Former Senate majority leader Harry Reid dies at 82
Reid represented Nevada on Capitol Hill for more than 3 decades, proved to be a force in Washington
Harry Reid, the former majority leader in the U.S. Senate and longtime fixture in Nevada and national politics, died Tuesday at the age of 82.
Reid battled pancreatic cancer in the years since his retirement from the Senate in 2017. Veteran political reporter Jon Ralston announced Reid’s death late Tuesday afternoon, calling him “probably the most important elected official in Nevada history.”
As the leader of Senate Democrats from 2005 to 2017, Reid led the party through the administrations of Presidents George W. Bush and Barack Obama, ushering the latter’s legislative agenda through Capitol Hill. Among his signature accomplishments was securing Senate passage of the Affordable Care Act.
Before he was elected to the Senate in 1986, he served in the Nevada Assembly, as lieutenant governor of Nevada, chair of the Nevada Gaming Commission and in the U.S. House of Representatives.
Born and raised in the tiny mining hamlet of Searchlight in southern Nevada, Reid spent his youth as an amateur boxer. That fighting spirit likely carried over into his political work, where he became renowned for his sharp partisan maneuvering and self-professed bluntness.
He clashed with Bush on the war in Iraq and helped quash Bush’s proposal to privatize Social Security. He fended off reelection challenges from Republicans in the purple state of Nevada, which elected him to five terms in the Senate.
While amassing incredible clout and influence on Capitol Hill, Reid became a kingmaker of sorts within the Democratic Party, particularly at home in Nevada. His influence was widely credited as a contributing factor to Democrats Catherine Cortez Masto and Jacky Rosen winning their Senate races in 2016 and 2018 respectively.

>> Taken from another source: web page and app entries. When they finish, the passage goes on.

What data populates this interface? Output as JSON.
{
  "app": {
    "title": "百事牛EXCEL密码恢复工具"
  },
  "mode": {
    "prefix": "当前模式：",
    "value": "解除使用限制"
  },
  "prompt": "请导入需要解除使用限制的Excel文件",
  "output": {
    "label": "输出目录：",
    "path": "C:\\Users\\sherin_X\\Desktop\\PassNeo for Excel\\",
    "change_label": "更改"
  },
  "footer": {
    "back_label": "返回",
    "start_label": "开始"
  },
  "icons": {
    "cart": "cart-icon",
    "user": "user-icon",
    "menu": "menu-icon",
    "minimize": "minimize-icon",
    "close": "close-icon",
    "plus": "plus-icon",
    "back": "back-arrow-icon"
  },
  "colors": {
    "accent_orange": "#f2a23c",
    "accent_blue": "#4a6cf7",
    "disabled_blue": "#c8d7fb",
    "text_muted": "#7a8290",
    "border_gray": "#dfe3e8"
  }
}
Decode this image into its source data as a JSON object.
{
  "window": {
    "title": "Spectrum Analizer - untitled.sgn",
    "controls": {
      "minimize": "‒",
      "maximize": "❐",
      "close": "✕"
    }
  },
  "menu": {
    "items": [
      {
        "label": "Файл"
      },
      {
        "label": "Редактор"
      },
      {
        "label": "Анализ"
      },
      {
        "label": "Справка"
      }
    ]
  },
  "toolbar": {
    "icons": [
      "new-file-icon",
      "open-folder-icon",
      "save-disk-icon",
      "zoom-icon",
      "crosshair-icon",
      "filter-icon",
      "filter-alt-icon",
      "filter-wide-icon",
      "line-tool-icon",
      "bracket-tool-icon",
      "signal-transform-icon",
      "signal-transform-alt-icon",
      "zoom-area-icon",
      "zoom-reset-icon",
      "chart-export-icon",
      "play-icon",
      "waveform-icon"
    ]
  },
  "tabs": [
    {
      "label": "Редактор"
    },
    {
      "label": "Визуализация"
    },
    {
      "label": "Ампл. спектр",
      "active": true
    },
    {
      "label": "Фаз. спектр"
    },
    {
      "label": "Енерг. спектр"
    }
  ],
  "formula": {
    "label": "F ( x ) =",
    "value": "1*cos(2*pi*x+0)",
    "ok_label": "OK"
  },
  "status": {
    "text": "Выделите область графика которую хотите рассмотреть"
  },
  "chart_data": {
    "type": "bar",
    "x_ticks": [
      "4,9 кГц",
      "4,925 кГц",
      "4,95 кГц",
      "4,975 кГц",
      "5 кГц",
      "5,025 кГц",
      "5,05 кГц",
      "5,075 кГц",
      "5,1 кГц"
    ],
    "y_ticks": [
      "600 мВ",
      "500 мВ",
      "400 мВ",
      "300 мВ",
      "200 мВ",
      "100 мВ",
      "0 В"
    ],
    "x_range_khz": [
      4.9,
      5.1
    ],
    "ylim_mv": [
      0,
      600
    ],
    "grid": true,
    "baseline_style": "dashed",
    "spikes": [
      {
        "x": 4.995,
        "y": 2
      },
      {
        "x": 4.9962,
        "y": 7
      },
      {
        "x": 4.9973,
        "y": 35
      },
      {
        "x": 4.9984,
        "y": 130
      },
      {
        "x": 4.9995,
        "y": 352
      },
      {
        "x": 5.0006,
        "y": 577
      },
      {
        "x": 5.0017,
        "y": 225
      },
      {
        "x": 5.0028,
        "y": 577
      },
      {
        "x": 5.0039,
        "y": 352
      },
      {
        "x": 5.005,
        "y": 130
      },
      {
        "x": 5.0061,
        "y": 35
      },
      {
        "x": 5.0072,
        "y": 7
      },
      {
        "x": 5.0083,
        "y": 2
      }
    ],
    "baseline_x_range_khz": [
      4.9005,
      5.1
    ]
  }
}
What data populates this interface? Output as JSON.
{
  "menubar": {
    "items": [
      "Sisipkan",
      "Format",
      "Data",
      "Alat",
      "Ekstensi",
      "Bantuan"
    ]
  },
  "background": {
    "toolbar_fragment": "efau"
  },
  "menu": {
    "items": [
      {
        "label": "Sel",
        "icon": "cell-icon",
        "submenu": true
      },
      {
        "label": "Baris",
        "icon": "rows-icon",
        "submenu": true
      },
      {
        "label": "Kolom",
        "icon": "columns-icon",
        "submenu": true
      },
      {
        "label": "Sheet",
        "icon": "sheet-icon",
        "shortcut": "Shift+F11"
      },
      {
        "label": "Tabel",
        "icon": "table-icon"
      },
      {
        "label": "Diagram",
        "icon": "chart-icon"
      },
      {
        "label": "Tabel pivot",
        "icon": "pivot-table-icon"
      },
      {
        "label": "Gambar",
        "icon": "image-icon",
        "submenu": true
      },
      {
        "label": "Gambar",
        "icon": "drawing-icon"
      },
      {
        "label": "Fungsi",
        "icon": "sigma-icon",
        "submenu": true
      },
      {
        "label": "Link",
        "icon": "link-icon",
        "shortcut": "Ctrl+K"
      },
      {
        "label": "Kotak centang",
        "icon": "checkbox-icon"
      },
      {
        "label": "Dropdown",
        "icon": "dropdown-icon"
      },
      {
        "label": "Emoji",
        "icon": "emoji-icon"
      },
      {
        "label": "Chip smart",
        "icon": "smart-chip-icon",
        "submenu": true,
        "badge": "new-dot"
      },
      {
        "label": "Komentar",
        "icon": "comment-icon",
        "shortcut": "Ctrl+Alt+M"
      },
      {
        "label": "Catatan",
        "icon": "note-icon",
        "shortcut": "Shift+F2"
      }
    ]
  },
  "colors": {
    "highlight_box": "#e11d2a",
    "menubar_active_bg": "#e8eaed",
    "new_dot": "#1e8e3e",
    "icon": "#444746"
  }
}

Obama paid tribute to Reid on Twitter, sharing a letter he said he sent to Reid before his death. Obama said Reid's wife Landra asked friends and colleagues to provide letters she could read to the former Senator as his health declined.
“I wouldn’t have been president had it not been for your encouragement and support, and I wouldn’t have got most of what I got done without your skill and determination,” Obama said in the letter. “I think we both saw something of ourselves in each other — a couple of outsiders who had defied the odds and knew how to take a punch and cared about the little guy.”
In a statement, Reid’s successor as Democratic leader Senator Chuck Schumer called Reid “one of the most amazing individuals I have ever met. He was my leader, my mentor, one of my dearest friends.”
Local Nevada leaders also extended condolences.
“To say that Harry Reid was an incredible Nevadan is an understatement. There is perhaps no one individual who left a bigger mark on the Silver State,” said Reno Mayor Hillary Schieve in a statement from the city of Reno and Reno City Council. “We can thank Senator Reid for many of the things that make Nevada and Reno great places to live, including our economic diversity and protecting our public lands. His service to Nevada is truly remarkable, and it was an honor to know him.”
Reid is survived by his wife of over 60 years, Landra Gould, as well as five children and 19 grandchildren.